Next month, the US Supreme Court will hear arguments in a case that could make it much harder for millions of online companies like Meta to provide the type of services that people enjoy using every day — to facilitate deep connections with friends and families, to discover new places, interests and communities, and to help millions of small businesses grow and thrive. The case, Gonzalez v. Google, asks whether Section 230 protects the ability of an online service to sort, organize and recommend the growing number of posts, videos, photos, customer reviews and other content created and shared online by hundreds of millions of people every day.
Over the past quarter-century, Section 230 has enabled the internet to revolutionize the way we live. For example, it has helped companies like Spotify to introduce people to new music and to connect up-and-coming artists with new audiences; companies like Etsy to connect small businesses with new customers; and fundraising platforms like Kickstarter and GoFundMe to empower millions to contribute to causes they care about.
One way Meta helps people to build community is by using algorithms to recommend connections and content you might be interested in — for example, new Facebook groups you might want to join, pages you might like, or events you might want to attend — and by ranking content so that you are more likely to see the posts you care most about. This technology also helps protect our community by filtering, blocking, and reducing the spread of content that violates our policies or is otherwise problematic.
The sheer volume of user-generated content on the internet means that online companies have to make decisions about how to organize, prioritize, and deprioritize this content in ways that are useful to people and advertisers, while enforcing our policies against terrorism and other harmful content. Meta has invested billions of dollars to develop sophisticated safety and security systems that work to identify, block, and remove terrorist content quickly — typically before it is ever seen by any users. Section 230 was enacted to allow companies to do exactly this. Exposing companies to liability for decisions to organize and filter content from among the vast array of content posted online would incentivize them to simply remove more content in ways Congress never intended.
Here are the key arguments we make in the amicus brief filed today with the Court:
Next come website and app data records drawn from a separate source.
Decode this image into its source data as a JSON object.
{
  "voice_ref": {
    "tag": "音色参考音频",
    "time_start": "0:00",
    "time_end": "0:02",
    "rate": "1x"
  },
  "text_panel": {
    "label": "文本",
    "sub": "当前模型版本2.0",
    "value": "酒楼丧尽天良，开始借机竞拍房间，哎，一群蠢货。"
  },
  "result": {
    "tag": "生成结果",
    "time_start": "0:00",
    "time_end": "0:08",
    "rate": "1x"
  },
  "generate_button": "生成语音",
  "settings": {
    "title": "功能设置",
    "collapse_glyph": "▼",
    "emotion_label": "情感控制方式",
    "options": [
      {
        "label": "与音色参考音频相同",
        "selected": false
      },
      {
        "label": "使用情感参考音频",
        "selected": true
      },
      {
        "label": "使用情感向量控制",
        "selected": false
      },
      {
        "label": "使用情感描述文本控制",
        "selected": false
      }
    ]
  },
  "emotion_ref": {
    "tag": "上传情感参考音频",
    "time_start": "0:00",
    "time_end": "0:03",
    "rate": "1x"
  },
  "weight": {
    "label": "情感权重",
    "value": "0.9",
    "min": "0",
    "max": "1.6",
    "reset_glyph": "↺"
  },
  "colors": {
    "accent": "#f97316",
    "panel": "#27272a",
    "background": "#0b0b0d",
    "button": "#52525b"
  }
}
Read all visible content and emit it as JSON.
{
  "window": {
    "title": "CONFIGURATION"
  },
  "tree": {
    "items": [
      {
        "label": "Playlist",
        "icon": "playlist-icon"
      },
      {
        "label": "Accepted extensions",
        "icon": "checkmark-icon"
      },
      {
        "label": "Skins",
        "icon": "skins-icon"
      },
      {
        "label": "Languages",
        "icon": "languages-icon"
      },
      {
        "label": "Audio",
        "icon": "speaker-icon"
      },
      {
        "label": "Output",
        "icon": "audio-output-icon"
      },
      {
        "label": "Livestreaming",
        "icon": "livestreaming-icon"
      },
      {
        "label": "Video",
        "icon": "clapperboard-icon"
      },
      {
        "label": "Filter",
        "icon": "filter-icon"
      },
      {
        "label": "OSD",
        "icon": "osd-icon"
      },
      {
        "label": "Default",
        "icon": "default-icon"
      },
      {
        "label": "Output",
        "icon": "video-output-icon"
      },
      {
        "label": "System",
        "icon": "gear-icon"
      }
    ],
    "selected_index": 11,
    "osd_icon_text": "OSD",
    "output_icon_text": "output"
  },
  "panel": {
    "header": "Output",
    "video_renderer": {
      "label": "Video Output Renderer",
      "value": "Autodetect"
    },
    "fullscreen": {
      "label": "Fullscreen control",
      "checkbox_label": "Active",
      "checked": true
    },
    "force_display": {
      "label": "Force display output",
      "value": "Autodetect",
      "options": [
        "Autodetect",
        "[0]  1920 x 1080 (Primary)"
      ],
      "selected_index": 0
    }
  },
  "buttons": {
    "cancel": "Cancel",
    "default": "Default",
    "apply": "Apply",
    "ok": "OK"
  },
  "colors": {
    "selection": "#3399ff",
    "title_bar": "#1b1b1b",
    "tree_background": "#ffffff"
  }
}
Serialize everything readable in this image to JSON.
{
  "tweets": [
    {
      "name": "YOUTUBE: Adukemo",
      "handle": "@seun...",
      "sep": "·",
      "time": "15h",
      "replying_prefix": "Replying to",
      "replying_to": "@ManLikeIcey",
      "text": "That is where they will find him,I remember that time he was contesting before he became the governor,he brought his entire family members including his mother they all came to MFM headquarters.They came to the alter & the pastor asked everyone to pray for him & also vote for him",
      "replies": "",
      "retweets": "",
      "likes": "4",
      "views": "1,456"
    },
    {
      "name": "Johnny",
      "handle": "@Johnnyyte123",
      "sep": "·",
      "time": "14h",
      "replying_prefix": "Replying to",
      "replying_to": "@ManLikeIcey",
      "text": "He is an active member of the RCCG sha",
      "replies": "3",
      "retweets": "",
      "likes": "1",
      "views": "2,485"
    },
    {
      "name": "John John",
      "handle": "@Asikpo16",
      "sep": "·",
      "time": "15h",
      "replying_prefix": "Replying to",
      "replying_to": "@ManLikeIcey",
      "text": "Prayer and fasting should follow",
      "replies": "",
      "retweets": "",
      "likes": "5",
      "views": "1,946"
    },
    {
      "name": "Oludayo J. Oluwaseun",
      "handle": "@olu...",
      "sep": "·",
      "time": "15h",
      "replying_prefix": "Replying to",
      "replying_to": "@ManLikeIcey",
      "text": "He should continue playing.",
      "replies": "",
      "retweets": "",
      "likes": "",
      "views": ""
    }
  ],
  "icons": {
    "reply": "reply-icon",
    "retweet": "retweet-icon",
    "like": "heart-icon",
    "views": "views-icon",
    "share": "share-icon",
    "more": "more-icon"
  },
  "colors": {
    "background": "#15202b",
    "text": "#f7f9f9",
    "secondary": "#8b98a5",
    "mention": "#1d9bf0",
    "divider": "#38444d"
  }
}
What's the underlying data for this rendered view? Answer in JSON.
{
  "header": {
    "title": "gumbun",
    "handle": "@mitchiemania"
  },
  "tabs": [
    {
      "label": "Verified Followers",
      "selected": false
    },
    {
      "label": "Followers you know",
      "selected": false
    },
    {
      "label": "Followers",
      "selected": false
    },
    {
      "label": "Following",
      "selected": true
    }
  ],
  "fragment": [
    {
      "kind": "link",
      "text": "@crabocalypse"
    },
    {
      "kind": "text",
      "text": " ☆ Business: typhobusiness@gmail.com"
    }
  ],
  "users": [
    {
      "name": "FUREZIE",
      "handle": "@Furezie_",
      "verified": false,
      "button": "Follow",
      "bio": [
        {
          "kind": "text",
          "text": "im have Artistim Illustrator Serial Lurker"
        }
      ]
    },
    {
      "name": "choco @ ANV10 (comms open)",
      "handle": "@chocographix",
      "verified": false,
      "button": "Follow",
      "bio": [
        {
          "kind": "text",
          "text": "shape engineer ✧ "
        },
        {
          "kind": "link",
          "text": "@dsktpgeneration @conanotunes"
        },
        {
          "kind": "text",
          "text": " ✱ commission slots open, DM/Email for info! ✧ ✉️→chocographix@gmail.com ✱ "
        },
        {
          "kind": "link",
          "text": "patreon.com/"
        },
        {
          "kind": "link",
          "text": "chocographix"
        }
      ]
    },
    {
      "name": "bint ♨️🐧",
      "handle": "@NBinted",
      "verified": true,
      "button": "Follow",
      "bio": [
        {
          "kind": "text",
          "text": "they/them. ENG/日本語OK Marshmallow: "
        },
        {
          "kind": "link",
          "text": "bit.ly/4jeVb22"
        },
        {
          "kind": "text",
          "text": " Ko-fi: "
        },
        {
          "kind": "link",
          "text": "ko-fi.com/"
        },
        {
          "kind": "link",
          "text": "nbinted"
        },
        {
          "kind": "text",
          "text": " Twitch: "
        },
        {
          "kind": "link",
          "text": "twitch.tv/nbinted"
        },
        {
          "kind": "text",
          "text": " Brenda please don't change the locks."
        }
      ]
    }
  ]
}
- “If §230 is truly to be converted into a regime at such profound odds with Congress’ express findings and purposes, that decision should come from Congress, not this Court.” [Pg 6]
- “If online services risk liability for disseminating content but not for removing it, the only rational reaction is to err on the side of removal.” [Pg 28]
- “Whatever else one may say about the scope of §230, there can be no serious dispute that its core protection for online services is against liability for the third-party content that they host, even though they exclude some material and organize the material they host to make it useful for users. Indeed, the statute was enacted to counter cases that held online services liable for third-party content they hosted, not for content they removed. Any reading of §230 that would exclude from its protections virtually everything that it was enacted to protect just because material is presented in a format with utility for the user is a complete non-starter.” [Pg 4]
- “So-called ‘targeted recommendations’ reflect nothing more than how online services organize and display content. They differ from other more static organizational choices only in that they harness the power of the internet to personalize content on a user-by-user basis rather than through a one-size-fits-all approach. There is no coherent basis for depriving an online service of §230’s protection for those core publisher functions just because the technological advances Congress wanted to protect enable online services to personalize content so users might see what they actually want.” [Pg 5]